Speaking to Outsourcing-Pharma at CPhI 2009 Stephen Munk, CEO and president of Ash Stevens, said he expects standards to improve in Asia in coming years, noting that the US used to lack tight regulations, but has concerns about incidents such as Lake Tai, China.
In 2007 the lake, which provides water for 30m people, suffered from a significant algal bloom, believed to be caused by pollution. This was a major environmental event, which China is working to clean up, but Munk believes cost takes precedent over the environment at some companies.
However, James Hamby, vice president, business development at Ash, added that, although the initial costs are lower, outsourcing active pharmaceutical ingredient (API) production to Asia can prove costly long term.
Hamby believes Ash has the technical competence, attention to detail, vigilance and understanding of regulatory compliance to ensure that a client’s chemistry, manufacturing and controls (CMC) are done properly.
This all increases costs, with Munk describing Ash as “not cheap but cost-effective”. However, Munk acknowledged that convincing small biotechs, which often have little knowledge of regulations or CMC, is a hard task and requires Ash to educate the client.
Consequently Asia took some business from Ash in the middle of the decade but Hamby believes biotechs are returning to the US. Hamby explained that biotechs’ tight budgets mean they “cannot afford to fail” and this has made them cautious about outsourcing CMC to Asia.
Furthermore, outsourcing CMC requires a lot of interaction between the client and contract manufacturing organisation (CMO), resulting in significant travel to and from Asia, according to Hamby.
He added that a “lot of people are getting tired of hopping on planes” and spending time away from their families. Cultural differences between the US and Asia also play a role in companies choosing to outsource to local CMOs.
Growth at Ash
Despite commenting that small biotechs are increasingly considering the US as an outsourcing location, Munk and Hamby said business from these companies is currently flat, which they attribute to the current lack of funding.
However, Ash’s clients are a mixture of small biotechs and larger pharma companies and this has ensured that the business has continued to grow, according to Munk. He added that 2008 was a record year and sales were up in 2009. Ash’s fiscal year closes in September.

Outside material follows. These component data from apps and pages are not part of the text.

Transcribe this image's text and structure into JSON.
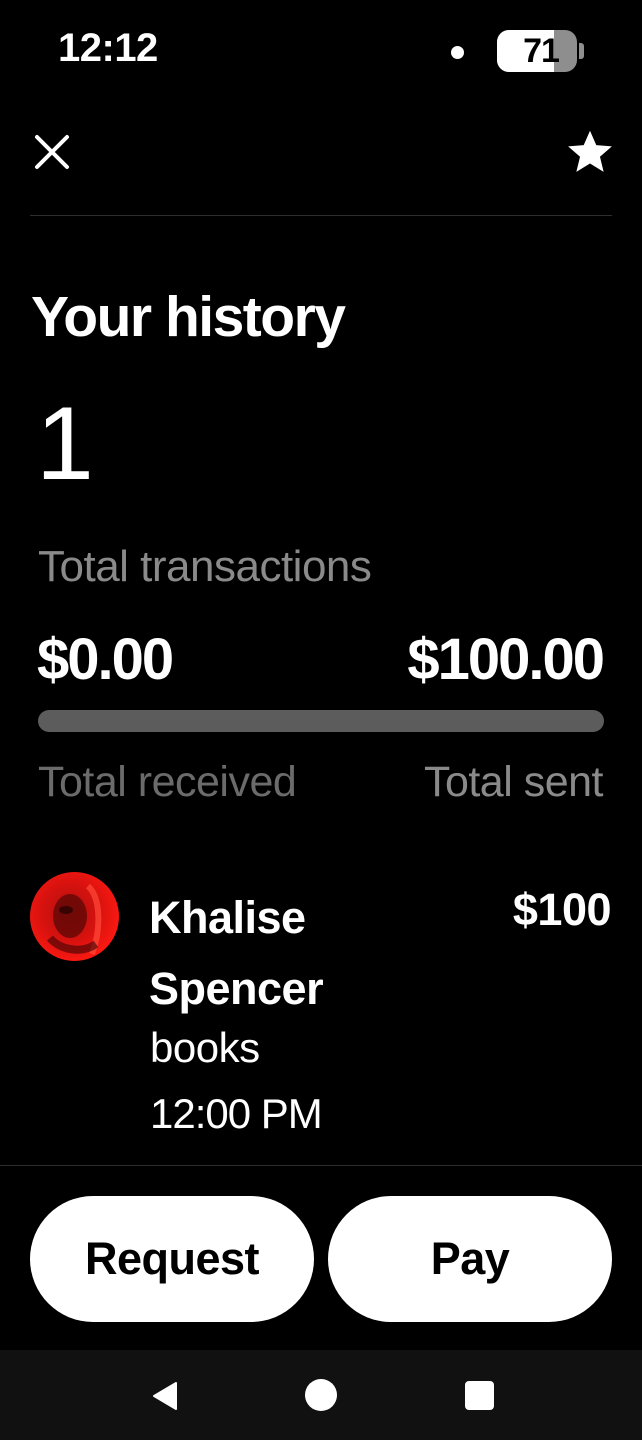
{
  "status_bar": {
    "time": "12:12",
    "battery_level": "71",
    "battery_fraction": 0.71,
    "icons": [
      "notification-dot-icon",
      "battery-icon"
    ]
  },
  "header": {
    "close_icon": "close-icon",
    "favorite_icon": "star-icon"
  },
  "summary": {
    "title": "Your history",
    "transaction_count": "1",
    "transaction_count_label": "Total transactions",
    "received_amount": "$0.00",
    "sent_amount": "$100.00",
    "received_label": "Total received",
    "sent_label": "Total sent",
    "received_share": 0.0
  },
  "transactions": [
    {
      "name": "Khalise Spencer",
      "amount": "$100",
      "note": "books",
      "time": "12:00 PM",
      "avatar_color": "#e0120f"
    }
  ],
  "actions": {
    "request_label": "Request",
    "pay_label": "Pay"
  },
  "nav_bar": {
    "icons": [
      "back-icon",
      "home-icon",
      "recents-icon"
    ]
  },
  "colors": {
    "background": "#000000",
    "text_primary": "#ffffff",
    "text_secondary": "#8a8a8a",
    "progress_track": "#5c5c5c",
    "button_background": "#ffffff",
    "button_text": "#000000"
  }
}
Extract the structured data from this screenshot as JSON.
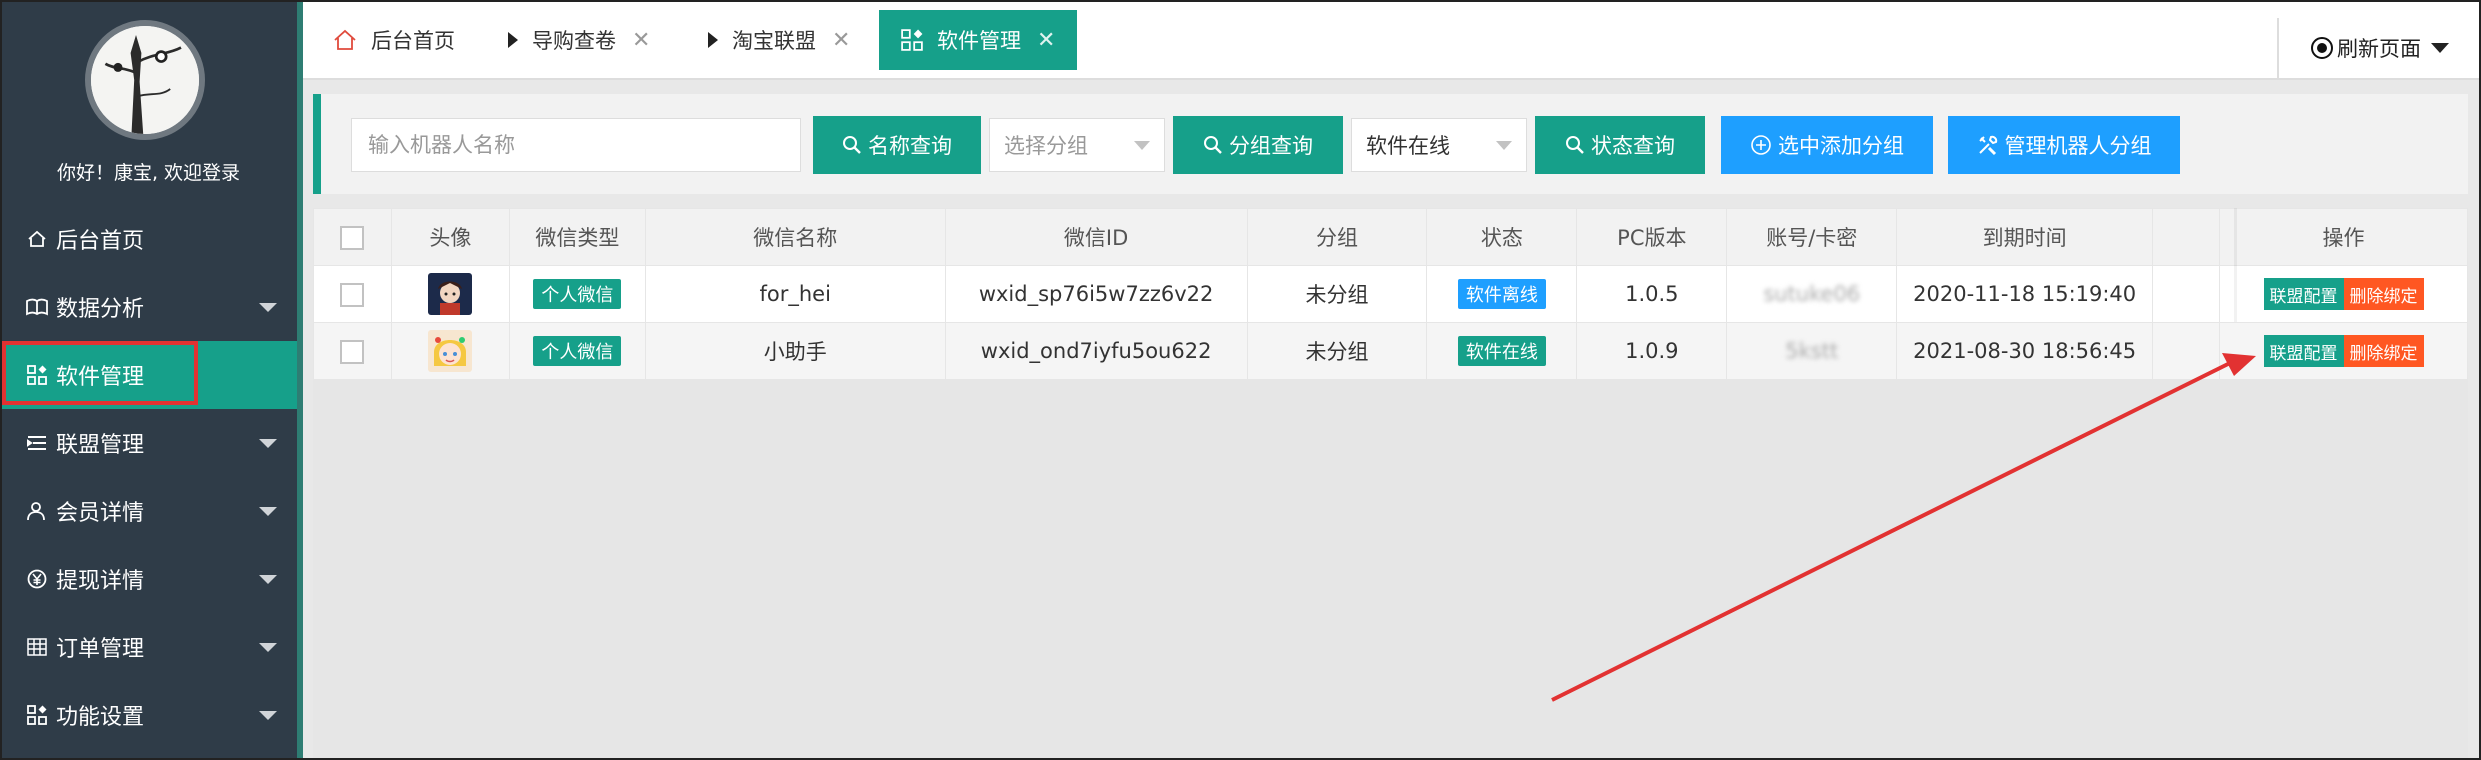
{
  "user": {
    "welcome": "你好！康宝, 欢迎登录"
  },
  "sidebar": {
    "items": [
      {
        "label": "后台首页",
        "icon": "home-icon"
      },
      {
        "label": "数据分析",
        "icon": "book-icon"
      },
      {
        "label": "软件管理",
        "icon": "apps-icon"
      },
      {
        "label": "联盟管理",
        "icon": "list-icon"
      },
      {
        "label": "会员详情",
        "icon": "user-icon"
      },
      {
        "label": "提现详情",
        "icon": "yen-icon"
      },
      {
        "label": "订单管理",
        "icon": "grid-icon"
      },
      {
        "label": "功能设置",
        "icon": "apps-icon"
      }
    ]
  },
  "tabs": [
    {
      "label": "后台首页"
    },
    {
      "label": "导购查卷"
    },
    {
      "label": "淘宝联盟"
    },
    {
      "label": "软件管理"
    }
  ],
  "toolbar": {
    "refresh_label": "刷新页面",
    "name_input_placeholder": "输入机器人名称",
    "name_query": "名称查询",
    "group_select": "选择分组",
    "group_query": "分组查询",
    "status_select": "软件在线",
    "status_query": "状态查询",
    "add_group": "选中添加分组",
    "manage_group": "管理机器人分组"
  },
  "table": {
    "headers": [
      "头像",
      "微信类型",
      "微信名称",
      "微信ID",
      "分组",
      "状态",
      "PC版本",
      "账号/卡密",
      "到期时间",
      "操作"
    ],
    "rows": [
      {
        "type": "个人微信",
        "name": "for_hei",
        "wxid": "wxid_sp76i5w7zz6v22",
        "group": "未分组",
        "status": "软件离线",
        "version": "1.0.5",
        "account": "sutuke06",
        "expire": "2020-11-18 15:19:40",
        "op1": "联盟配置",
        "op2": "删除绑定"
      },
      {
        "type": "个人微信",
        "name": "小助手",
        "wxid": "wxid_ond7iyfu5ou622",
        "group": "未分组",
        "status": "软件在线",
        "version": "1.0.9",
        "account": "5kstt",
        "expire": "2021-08-30 18:56:45",
        "op1": "联盟配置",
        "op2": "删除绑定"
      }
    ]
  },
  "colors": {
    "primary": "#16a08a",
    "sidebar_bg": "#2f3c48",
    "blue": "#1e9fff",
    "orange": "#ff5722",
    "annotation": "#e23232"
  }
}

This growth has helped underpin a period of expansion at Ash. The company borrowed money to began the expansion in 2000 when $13.5m (€9m) was invested over three years and since then it has used its own funds for additional improvements. Further work is planned in coming years.